1978. Seasoned confidence tricksters Irving Rosenfeld (Bale) and Sydney Prosser (Adams) cut a deal with FBI agent Richie DiMaso (Cooper) to dob in other offenders in return for clemency. However, Irvings loose-cannon wife Rosalyn (Lawrence) threatens to
This opens with a caption that claims its story is “mostly true”, which has in the annals of crime cinema historically covered a spectrum of veracity and mendacity ranging from In Cold Blood to Fargo, but tries to position American Hustle as more significant than the average twisty con-inside-a-con crime movie.
Like Pain & Gain, it’s as much a portrait of the excesses of its era as it is criminal reportage, with an unusual emphasis on 1970s hairstyles as symptoms of the Carter years. The opening shows Christian Bale, demonstrating his Machinist super-power of altering his body at will by sporting an impressive paunch, applying the toupee, glue, spray and hair-sculpting moves necessary to create his disco comb-over. Later, the film gives equal time to the tiny and huge curlers Bradley Cooper and Amy Adams’ characters require for their respective ’dos.

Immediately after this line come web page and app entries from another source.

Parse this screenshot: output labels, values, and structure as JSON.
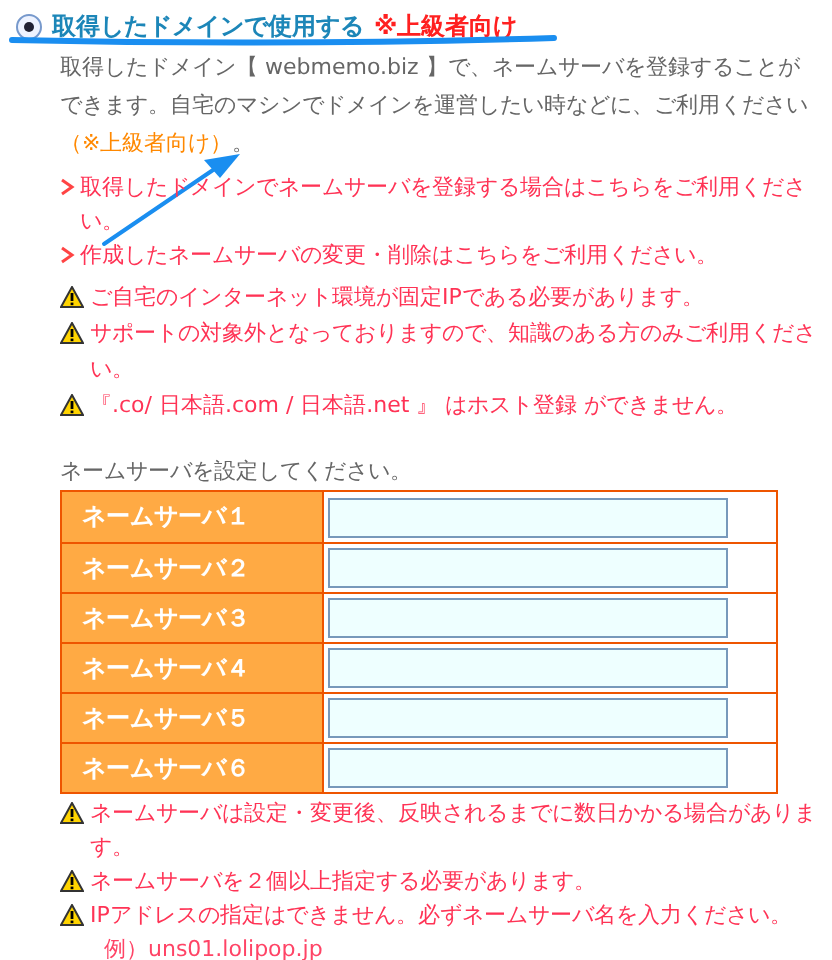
{
  "option": {
    "label": "取得したドメインで使用する",
    "note": "※上級者向け",
    "selected": true
  },
  "description": {
    "text": "取得したドメイン【 webmemo.biz 】で、ネームサーバを登録することができます。自宅のマシンでドメインを運営したい時などに、ご利用ください",
    "note": "（※上級者向け）",
    "end": "。"
  },
  "links": [
    "取得したドメインでネームサーバを登録する場合はこちらをご利用ください。",
    "作成したネームサーバの変更・削除はこちらをご利用ください。"
  ],
  "warnings": [
    "ご自宅のインターネット環境が固定IPである必要があります。",
    "サポートの対象外となっておりますので、知識のある方のみご利用ください。",
    "『.co/ 日本語.com / 日本語.net 』 はホスト登録 ができません。"
  ],
  "prompt": "ネームサーバを設定してください。",
  "nameservers": [
    {
      "label": "ネームサーバ１"
    },
    {
      "label": "ネームサーバ２"
    },
    {
      "label": "ネームサーバ３"
    },
    {
      "label": "ネームサーバ４"
    },
    {
      "label": "ネームサーバ５"
    },
    {
      "label": "ネームサーバ６"
    }
  ],
  "notes": [
    {
      "text": "ネームサーバは設定・変更後、反映されるまでに数日かかる場合があります。"
    },
    {
      "text": "ネームサーバを２個以上指定する必要があります。"
    },
    {
      "text": "IPアドレスの指定はできません。必ずネームサーバ名を入力ください。",
      "example": "例）uns01.lolipop.jp"
    }
  ]
}
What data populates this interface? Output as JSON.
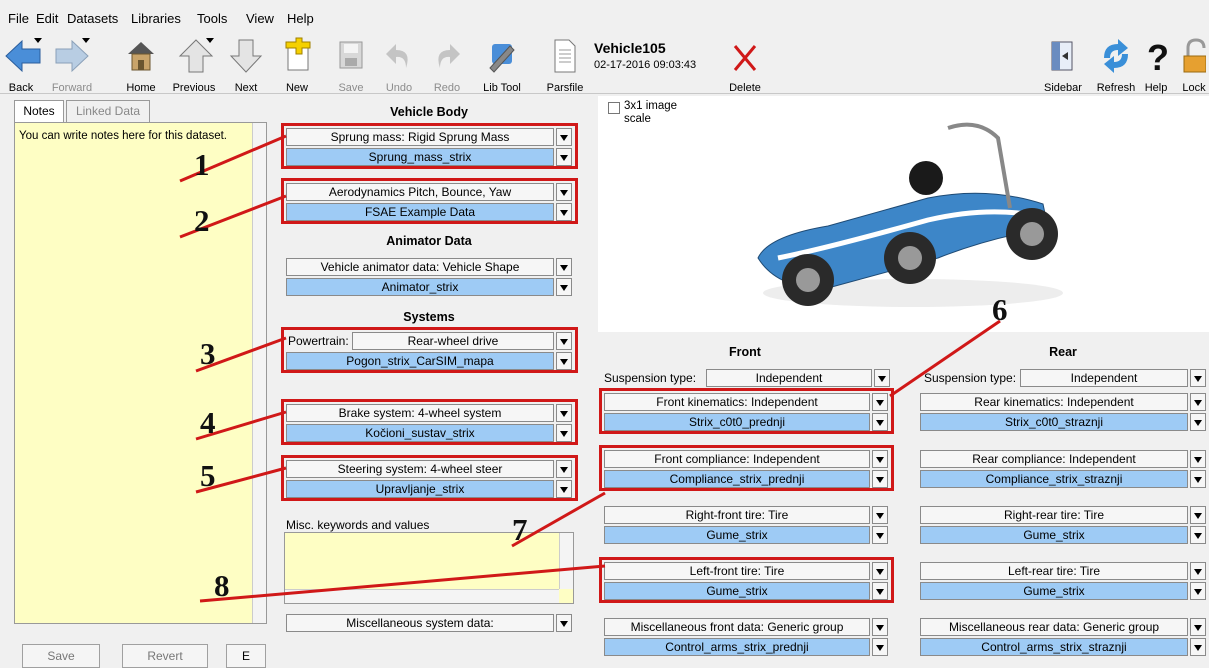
{
  "menu": [
    "File",
    "Edit",
    "Datasets",
    "Libraries",
    "Tools",
    "View",
    "Help"
  ],
  "toolbar": {
    "back": "Back",
    "forward": "Forward",
    "home": "Home",
    "previous": "Previous",
    "next": "Next",
    "new": "New",
    "save": "Save",
    "undo": "Undo",
    "redo": "Redo",
    "libtool": "Lib Tool",
    "parsfile": "Parsfile",
    "dataset_title": "Vehicle105",
    "dataset_date": "02-17-2016 09:03:43",
    "delete": "Delete",
    "sidebar": "Sidebar",
    "refresh": "Refresh",
    "help": "Help",
    "lock": "Lock"
  },
  "left": {
    "tab_notes": "Notes",
    "tab_linked": "Linked Data",
    "notes_text": "You can write notes here for this dataset.",
    "save": "Save",
    "revert": "Revert",
    "extra": "E"
  },
  "vehicle_body": {
    "title": "Vehicle Body",
    "sprung_label": "Sprung mass: Rigid Sprung Mass",
    "sprung_value": "Sprung_mass_strix",
    "aero_label": "Aerodynamics Pitch, Bounce, Yaw",
    "aero_value": "FSAE Example Data"
  },
  "animator": {
    "title": "Animator Data",
    "label": "Vehicle animator data: Vehicle Shape",
    "value": "Animator_strix"
  },
  "systems": {
    "title": "Systems",
    "powertrain_label": "Powertrain:",
    "powertrain_type": "Rear-wheel drive",
    "powertrain_value": "Pogon_strix_CarSIM_mapa",
    "brake_label": "Brake system: 4-wheel system",
    "brake_value": "Kočioni_sustav_strix",
    "steer_label": "Steering system: 4-wheel steer",
    "steer_value": "Upravljanje_strix",
    "misc_kw_label": "Misc. keywords and values",
    "misc_sys": "Miscellaneous system data:"
  },
  "image": {
    "checkbox_label": "3x1 image scale"
  },
  "front": {
    "title": "Front",
    "susp_label": "Suspension type:",
    "susp_type": "Independent",
    "kin_label": "Front kinematics: Independent",
    "kin_value": "Strix_c0t0_prednji",
    "comp_label": "Front compliance: Independent",
    "comp_value": "Compliance_strix_prednji",
    "rtire_label": "Right-front tire: Tire",
    "rtire_value": "Gume_strix",
    "ltire_label": "Left-front tire: Tire",
    "ltire_value": "Gume_strix",
    "misc_label": "Miscellaneous front data: Generic group",
    "misc_value": "Control_arms_strix_prednji"
  },
  "rear": {
    "title": "Rear",
    "susp_label": "Suspension type:",
    "susp_type": "Independent",
    "kin_label": "Rear kinematics: Independent",
    "kin_value": "Strix_c0t0_straznji",
    "comp_label": "Rear compliance: Independent",
    "comp_value": "Compliance_strix_straznji",
    "rtire_label": "Right-rear tire: Tire",
    "rtire_value": "Gume_strix",
    "ltire_label": "Left-rear tire: Tire",
    "ltire_value": "Gume_strix",
    "misc_label": "Miscellaneous rear data: Generic group",
    "misc_value": "Control_arms_strix_straznji"
  },
  "annotations": [
    "1",
    "2",
    "3",
    "4",
    "5",
    "6",
    "7",
    "8"
  ],
  "colors": {
    "highlight": "#d01818",
    "field_blue": "#9ecbf5",
    "notes_yellow": "#fefec4"
  }
}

Writer-director David O. Russell reunites with the stars of his last two movies — Bale and Adams from The Fighter and Cooper and Jennifer Lawrence from Silver Linings Playbook — and again gives them roles all-but-guaranteed to land multiple awards nods. Russell seems to be the go-to guy for talents whose profiles have been raised by blockbuster superhero movies but want to show they can still act without spandex and CGI, with Jeremy Renner joining the gang as the world’s most likable and honourable crooked politician. There’s even room for an unbilled surprise guest appearance by a screen legend who has been relaxing of late but can still turn on the steely menace when prompted, cast as a Mob boss who springs a disorientating surprise at a crucial stage in the con by talking directly to the fake sheikh in actual Arabic.

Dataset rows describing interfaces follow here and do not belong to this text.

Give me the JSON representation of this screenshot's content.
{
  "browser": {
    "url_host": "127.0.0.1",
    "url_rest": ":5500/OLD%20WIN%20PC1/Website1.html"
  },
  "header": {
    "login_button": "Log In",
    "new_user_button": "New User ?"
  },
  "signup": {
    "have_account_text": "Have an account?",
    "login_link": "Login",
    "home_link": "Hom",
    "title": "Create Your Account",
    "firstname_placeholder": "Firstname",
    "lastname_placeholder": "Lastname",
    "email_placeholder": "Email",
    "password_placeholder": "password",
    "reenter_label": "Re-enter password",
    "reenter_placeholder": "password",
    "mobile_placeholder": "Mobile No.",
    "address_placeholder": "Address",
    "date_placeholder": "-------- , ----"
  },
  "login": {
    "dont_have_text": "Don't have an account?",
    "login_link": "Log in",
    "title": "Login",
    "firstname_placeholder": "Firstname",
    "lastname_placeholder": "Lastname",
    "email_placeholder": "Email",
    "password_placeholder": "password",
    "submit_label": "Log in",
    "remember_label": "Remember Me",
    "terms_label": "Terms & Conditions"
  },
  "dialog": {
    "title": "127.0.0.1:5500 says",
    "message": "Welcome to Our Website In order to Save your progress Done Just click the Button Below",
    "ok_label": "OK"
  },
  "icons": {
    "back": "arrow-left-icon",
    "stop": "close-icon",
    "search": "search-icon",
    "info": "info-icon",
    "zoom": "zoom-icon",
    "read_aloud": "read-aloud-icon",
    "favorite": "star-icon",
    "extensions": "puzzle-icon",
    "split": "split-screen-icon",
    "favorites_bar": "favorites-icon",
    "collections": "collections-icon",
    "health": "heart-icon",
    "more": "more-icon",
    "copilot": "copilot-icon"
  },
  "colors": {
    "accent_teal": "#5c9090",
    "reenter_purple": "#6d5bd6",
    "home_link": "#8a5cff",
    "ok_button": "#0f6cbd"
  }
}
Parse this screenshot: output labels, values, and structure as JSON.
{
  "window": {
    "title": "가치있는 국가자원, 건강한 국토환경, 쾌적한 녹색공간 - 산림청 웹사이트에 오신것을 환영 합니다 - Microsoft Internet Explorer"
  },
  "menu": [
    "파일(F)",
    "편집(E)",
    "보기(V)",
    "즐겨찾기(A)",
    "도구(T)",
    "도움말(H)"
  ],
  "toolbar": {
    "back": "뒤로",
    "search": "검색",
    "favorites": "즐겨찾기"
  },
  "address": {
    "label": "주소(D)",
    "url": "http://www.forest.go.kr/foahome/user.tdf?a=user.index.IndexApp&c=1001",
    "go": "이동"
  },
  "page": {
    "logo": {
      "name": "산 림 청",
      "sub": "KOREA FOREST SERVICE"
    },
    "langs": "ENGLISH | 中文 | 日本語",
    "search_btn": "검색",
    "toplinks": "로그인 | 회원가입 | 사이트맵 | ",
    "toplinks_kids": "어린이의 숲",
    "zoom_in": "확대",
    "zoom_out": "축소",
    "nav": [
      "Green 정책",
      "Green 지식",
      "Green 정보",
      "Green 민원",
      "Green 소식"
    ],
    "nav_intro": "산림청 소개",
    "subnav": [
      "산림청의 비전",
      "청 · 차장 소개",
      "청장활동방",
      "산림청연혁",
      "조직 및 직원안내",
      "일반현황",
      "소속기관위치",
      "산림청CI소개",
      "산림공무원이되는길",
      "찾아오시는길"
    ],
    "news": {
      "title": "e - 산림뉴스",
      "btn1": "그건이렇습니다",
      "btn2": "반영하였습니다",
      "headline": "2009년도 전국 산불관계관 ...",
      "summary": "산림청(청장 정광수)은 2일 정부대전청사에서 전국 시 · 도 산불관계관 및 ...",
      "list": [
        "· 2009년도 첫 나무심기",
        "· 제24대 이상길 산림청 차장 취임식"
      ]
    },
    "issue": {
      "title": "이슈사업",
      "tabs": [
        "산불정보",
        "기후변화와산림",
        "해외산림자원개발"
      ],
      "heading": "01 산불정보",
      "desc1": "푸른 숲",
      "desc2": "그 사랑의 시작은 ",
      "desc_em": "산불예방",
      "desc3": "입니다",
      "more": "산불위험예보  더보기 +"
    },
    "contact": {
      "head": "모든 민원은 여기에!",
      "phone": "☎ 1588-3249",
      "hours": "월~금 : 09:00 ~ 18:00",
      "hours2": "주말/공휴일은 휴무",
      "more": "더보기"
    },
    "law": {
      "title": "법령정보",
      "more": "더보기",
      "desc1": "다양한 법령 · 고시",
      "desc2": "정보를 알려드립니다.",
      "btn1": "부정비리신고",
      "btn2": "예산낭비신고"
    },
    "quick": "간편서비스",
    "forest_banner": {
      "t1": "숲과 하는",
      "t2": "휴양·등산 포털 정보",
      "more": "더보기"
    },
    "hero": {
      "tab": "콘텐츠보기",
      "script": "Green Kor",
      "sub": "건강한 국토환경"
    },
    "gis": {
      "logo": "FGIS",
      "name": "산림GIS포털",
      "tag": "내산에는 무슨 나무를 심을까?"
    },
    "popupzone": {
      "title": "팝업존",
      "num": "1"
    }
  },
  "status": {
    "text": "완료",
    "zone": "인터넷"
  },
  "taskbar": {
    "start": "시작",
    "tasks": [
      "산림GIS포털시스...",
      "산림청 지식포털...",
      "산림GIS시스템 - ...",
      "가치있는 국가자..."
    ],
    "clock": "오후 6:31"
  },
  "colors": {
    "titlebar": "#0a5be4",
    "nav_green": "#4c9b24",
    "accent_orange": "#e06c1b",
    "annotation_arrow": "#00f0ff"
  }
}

However, American Hustle is a showcase rather than a truly great movie. The intricate, attenuated plot threatens to address corruption in America but any point keeps getting lost in its own trickery. Unrepentant con men, crooked politicians and (even) murderous Mafia bosses are more honest and admirable here than the FBI sting operatives out to take them down. The message might be to leave institutionalised crime well enough alone — Rosenfeld seems to express the script’s message when he says that “after Vietnam and Watergate”, the country doesn’t need another disillusioning political scandal. Besides, the film keeps showing us that con men are fun — they have enviable dress sense, live large in a way the movies are hardwired to admire more than plodding decency, and aren’t notably more deceitful and money-grubbing than the forces of law and order, just better at pulling the rug out from under the marks and waltzing away with a smile.

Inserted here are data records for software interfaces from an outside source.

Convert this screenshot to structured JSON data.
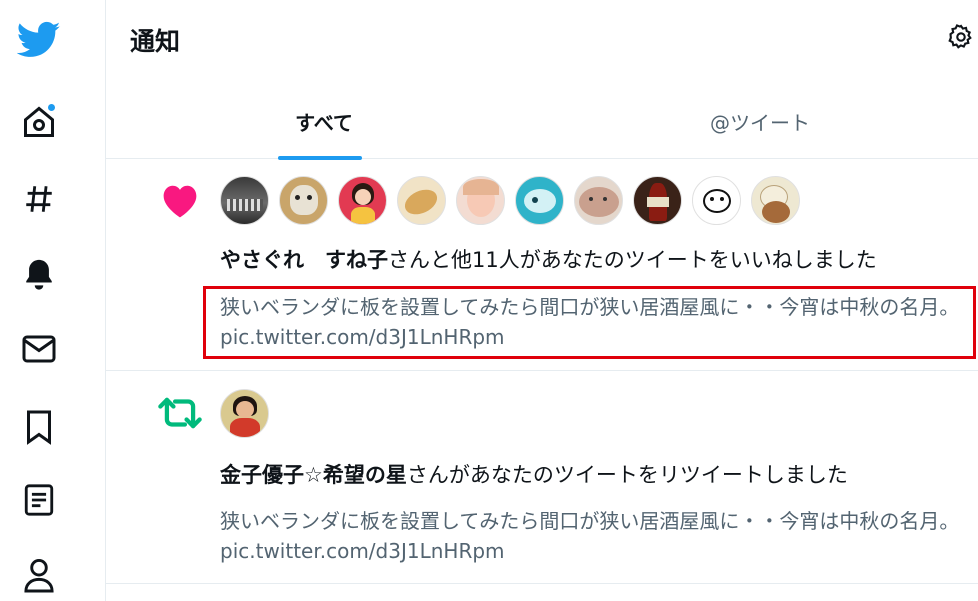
{
  "header": {
    "title": "通知"
  },
  "tabs": [
    {
      "label": "すべて",
      "active": true
    },
    {
      "label": "@ツイート",
      "active": false
    }
  ],
  "sidebar": {
    "items": [
      {
        "name": "twitter-logo"
      },
      {
        "name": "home",
        "has_dot": true
      },
      {
        "name": "explore"
      },
      {
        "name": "notifications"
      },
      {
        "name": "messages"
      },
      {
        "name": "bookmarks"
      },
      {
        "name": "lists"
      },
      {
        "name": "profile"
      }
    ]
  },
  "notifications": [
    {
      "type": "like",
      "icon": "heart-icon",
      "icon_color": "#f91880",
      "user_name": "やさぐれ　すね子",
      "action_text": "さんと他11人があなたのツイートをいいねしました",
      "tweet_text": "狭いベランダに板を設置してみたら間口が狭い居酒屋風に・・今宵は中秋の名月。 pic.twitter.com/d3J1LnHRpm",
      "avatar_count": 10
    },
    {
      "type": "retweet",
      "icon": "retweet-icon",
      "icon_color": "#00ba7c",
      "user_name": "金子優子☆希望の星",
      "action_text": "さんがあなたのツイートをリツイートしました",
      "tweet_text": "狭いベランダに板を設置してみたら間口が狭い居酒屋風に・・今宵は中秋の名月。 pic.twitter.com/d3J1LnHRpm",
      "avatar_count": 1
    }
  ],
  "colors": {
    "accent": "#1d9bf0",
    "highlight": "#e0000b",
    "secondary_text": "#536471"
  }
}
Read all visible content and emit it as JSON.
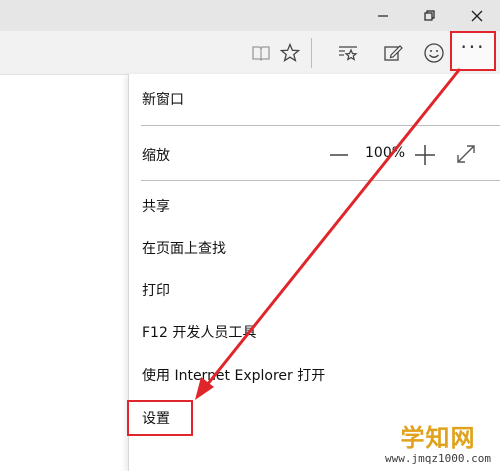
{
  "window": {
    "minimize_icon": "minimize-icon",
    "restore_icon": "restore-icon",
    "close_icon": "close-icon"
  },
  "toolbar": {
    "icons": [
      "reading-view-icon",
      "favorites-star-icon",
      "hub-icon",
      "web-note-icon",
      "feedback-smiley-icon"
    ],
    "more_label": "···"
  },
  "menu": {
    "new_window": "新窗口",
    "zoom_label": "缩放",
    "zoom_value": "100%",
    "share": "共享",
    "find_on_page": "在页面上查找",
    "print": "打印",
    "dev_tools": "F12 开发人员工具",
    "open_with_ie": "使用 Internet Explorer 打开",
    "settings": "设置"
  },
  "annotation": {
    "highlight_color": "#e1262b"
  },
  "watermark": {
    "main": "学知网",
    "sub": "www.jmqz1000.com"
  }
}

On a scene-by-scene basis, it’s undoubtedly a dazzling film, albeit with many lifts from the Martin Scorsese and Paul Thomas Anderson playbooks. Casino and Boogie Nights are explicitly evoked, and one flashback might literally be a GoodFellas outtake. The camera prowls through ’70s luxury hotels and suburban homes, wincing at the thick carpets and the eye-abusing curtains, pausing to relish the kitschy tableware or clunky furniture. It makes persuasive use of a double album’s worth of 1970s chart hits, with major dramatic moments sold by selections from Elton John’s back catalogue.
Meanwhile, Lawrence cements her current can-do-no-wrong status in an extraordinary scene, just after her character has set a fiendish revenge scheme in motion, as she sings along to Live And Let Die while aggressively cleaning her house in yellow kitchen gloves and gloating over the deadly pickle she’s just landed her faithless husband in. Cooper is stuck with the least rewarding role, but keeps finding brilliant little bits of business to hold the attention: watch him do spot impersonations of his overly cautious (but smart) boss during a premature victory celebration. Bale, in velvet jacket, and Adams, in dresses so low-cut that double-sided Sellotape must be involved to preserve decency, play conners who are always on — Adams’ Sydney poses as British aristocracy with a Diana Rigg accent for most of the film — but gradually show their real personalities and become appalled by what they’ve got into, though the film becomes less convincing when its brittly amoral double-dealers start showing a rudimentary conscience.
An extremely entertaining, brilliantly acted, highly diverting film which like all hustles delivers less than it promises. Still, its worth being taken for the ride.